The psychiatrist who wrote the policy report associated with this purge was Andrei Snezhnevsky, who invented (err, “discovered”) a new mental illness, which he termed “sluggish schizophrenia”. After Khrushchev’s 1959 speech, the term was widely adopted and the illness was diagnosed throughout the Eastern Bloc. The symptoms of the alleged “illness” were such that even the slightest change in behavior patterns could henceforth be interpreted as a sign of mental derangement. Political dissent was for instance considered to by a symptom of “sluggish schizophrenia with delusions of reform”.
Snezhnevsky personally signed a decision declaring several prominent dissidents legally insane – among them also neurophysiologist Vladimir Bukovsky, who was the first to expose and criticize the abuse of psychiatry in the Soviet Union and spent altogether 12 years in prisons, forced labor camps and locked up in psychiatric hospitals for his efforts.
Snezhnevsky’s theories became the only ones acceptable in Soviet psychiatry, and it was obviously held to be quite dangerous to oppose them. Ironically, in 1970, one year before Vladimir Bukovsky managed to smuggle out 150 pages that documented the silencing of political dissenters with the aid of psychiatry in the Soviet Union, the American Psychiatric Association named Snezhnevsky a “distinguished fellow” for his “outstanding contribution to psychiatry and related sciences” at its annual meeting in San Francisco.
Money and the Invention of new Categories of Disease
There is a basic problem with psychiatry and psychology: they are largely thymological, as opposed to natural sciences. If you break your arm and visit 10 different medical doctors, you will get the same diagnosis from every single one of them – they will all tell you that your arm is broken. A standardized treatment exists for dealing with a broken arm.

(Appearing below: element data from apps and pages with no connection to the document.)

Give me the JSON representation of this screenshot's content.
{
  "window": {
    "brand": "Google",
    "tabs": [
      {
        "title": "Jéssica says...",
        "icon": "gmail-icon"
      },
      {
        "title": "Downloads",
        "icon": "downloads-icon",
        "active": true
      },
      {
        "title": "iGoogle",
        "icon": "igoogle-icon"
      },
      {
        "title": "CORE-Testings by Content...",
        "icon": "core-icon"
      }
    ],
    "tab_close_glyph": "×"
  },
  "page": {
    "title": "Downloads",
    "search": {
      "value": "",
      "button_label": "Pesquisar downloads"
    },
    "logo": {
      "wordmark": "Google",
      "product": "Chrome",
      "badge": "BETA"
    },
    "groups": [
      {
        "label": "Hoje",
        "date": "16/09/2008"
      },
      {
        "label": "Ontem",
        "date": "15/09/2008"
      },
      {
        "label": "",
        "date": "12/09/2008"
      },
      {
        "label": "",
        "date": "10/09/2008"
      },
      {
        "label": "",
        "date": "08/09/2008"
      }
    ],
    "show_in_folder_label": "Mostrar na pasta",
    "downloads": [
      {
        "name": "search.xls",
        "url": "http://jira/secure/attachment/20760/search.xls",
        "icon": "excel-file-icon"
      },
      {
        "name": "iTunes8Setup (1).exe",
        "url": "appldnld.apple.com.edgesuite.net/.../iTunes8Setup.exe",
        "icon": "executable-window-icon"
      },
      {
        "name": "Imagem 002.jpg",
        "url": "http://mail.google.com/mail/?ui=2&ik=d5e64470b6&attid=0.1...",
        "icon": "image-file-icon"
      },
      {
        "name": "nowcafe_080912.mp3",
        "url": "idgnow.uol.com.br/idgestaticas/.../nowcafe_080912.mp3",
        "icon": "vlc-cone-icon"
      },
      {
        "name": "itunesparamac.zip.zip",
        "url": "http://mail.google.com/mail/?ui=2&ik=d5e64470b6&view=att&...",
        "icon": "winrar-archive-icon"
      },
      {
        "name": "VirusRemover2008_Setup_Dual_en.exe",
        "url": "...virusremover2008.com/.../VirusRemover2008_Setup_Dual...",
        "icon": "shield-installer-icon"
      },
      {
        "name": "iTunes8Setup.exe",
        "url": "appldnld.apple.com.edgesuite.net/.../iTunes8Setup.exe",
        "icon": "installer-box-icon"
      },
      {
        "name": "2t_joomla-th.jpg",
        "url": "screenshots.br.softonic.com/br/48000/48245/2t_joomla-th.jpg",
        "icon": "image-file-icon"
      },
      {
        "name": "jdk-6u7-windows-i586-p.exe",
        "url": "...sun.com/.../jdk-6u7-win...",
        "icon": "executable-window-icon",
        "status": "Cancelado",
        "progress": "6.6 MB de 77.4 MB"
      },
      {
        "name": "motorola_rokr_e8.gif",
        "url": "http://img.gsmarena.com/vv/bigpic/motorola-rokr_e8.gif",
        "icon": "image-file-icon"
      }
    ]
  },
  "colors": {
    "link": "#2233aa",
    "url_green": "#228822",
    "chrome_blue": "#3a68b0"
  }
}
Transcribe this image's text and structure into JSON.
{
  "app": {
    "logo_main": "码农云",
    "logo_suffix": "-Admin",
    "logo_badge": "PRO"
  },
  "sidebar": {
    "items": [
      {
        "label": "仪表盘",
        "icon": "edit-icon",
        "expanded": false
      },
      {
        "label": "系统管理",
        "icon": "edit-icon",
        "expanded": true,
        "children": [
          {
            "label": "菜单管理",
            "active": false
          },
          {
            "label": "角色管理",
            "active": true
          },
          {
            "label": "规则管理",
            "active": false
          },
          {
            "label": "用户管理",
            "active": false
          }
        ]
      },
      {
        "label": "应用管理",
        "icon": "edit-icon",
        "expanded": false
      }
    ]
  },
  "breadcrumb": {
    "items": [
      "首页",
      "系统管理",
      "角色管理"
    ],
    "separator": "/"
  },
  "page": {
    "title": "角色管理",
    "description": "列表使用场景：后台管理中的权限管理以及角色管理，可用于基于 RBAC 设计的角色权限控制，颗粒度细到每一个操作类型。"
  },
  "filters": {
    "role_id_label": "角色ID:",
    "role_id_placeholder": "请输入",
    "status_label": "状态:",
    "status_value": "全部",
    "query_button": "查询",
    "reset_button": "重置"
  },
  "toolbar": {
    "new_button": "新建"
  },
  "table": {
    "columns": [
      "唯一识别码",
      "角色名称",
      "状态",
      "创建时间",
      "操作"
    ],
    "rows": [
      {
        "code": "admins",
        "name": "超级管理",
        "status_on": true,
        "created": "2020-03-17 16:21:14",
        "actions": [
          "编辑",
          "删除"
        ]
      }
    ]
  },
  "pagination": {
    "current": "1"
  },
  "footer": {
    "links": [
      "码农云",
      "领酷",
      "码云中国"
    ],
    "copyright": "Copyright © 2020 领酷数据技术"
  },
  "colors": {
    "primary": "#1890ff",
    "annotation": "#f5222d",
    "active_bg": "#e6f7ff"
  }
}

Make a list of psychological problems you are experiencing and visit ten different psychiatrists, and chances are very good that you will receive 10 different diagnoses coupled with 10 different proposals for treatment (including prescriptions for very powerful psychotropic drugs). Genuine severe mental disorders may be connected with chemical imbalances in the brain to some extent (no conclusive proof for this actually exists), but by and large there is little that can be objectively “measured”. The psychologist or psychiatrist must largely rely on the same ability that also characterizes the work of the historian – i.e., what Mises called “understanding”. They can only judge behavior.